WHAT IS EXPECTED: Take from the records below each line that holds "monitor".

- - - - - - -

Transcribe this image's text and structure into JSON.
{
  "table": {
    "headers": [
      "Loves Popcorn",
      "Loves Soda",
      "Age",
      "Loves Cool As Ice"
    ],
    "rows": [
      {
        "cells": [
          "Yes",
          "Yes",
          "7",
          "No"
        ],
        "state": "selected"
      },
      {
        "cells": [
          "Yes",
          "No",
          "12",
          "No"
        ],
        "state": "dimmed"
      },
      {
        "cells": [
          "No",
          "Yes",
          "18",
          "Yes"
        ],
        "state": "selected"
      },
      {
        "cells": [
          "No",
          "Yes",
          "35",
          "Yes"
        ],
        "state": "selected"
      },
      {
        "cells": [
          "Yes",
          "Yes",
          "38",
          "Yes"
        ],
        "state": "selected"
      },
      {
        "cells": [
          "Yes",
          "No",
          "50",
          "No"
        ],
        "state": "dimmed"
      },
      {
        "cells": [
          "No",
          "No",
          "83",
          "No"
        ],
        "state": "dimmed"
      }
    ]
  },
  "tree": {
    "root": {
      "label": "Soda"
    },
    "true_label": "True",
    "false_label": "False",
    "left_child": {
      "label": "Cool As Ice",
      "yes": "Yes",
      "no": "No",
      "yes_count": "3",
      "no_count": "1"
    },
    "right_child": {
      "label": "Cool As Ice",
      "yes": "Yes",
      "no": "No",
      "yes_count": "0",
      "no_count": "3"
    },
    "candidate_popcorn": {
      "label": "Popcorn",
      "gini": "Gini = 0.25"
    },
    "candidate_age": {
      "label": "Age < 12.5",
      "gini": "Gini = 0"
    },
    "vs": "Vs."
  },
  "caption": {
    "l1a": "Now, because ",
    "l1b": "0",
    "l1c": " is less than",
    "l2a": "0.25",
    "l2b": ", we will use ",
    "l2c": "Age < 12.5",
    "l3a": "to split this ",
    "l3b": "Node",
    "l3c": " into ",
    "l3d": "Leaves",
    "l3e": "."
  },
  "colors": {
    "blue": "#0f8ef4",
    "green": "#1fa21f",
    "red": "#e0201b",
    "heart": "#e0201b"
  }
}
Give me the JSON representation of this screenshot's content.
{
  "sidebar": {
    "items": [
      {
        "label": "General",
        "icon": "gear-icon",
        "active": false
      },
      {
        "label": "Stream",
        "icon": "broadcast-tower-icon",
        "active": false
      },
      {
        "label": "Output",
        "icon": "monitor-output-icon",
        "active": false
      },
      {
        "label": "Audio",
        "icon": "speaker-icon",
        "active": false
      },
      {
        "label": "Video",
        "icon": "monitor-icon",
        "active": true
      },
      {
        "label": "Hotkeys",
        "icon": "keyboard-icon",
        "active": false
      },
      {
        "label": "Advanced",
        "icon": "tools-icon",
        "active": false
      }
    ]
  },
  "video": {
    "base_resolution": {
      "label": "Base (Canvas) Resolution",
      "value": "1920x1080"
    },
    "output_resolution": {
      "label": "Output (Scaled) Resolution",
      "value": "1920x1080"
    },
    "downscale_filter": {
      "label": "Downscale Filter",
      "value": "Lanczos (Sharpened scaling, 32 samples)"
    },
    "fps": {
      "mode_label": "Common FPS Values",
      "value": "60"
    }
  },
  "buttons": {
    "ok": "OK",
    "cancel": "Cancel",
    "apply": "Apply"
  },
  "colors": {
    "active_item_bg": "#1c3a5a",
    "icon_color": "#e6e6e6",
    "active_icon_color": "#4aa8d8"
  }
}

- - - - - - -

SOLUTION:
        "icon": "monitor-output-icon",
        "icon": "monitor-icon",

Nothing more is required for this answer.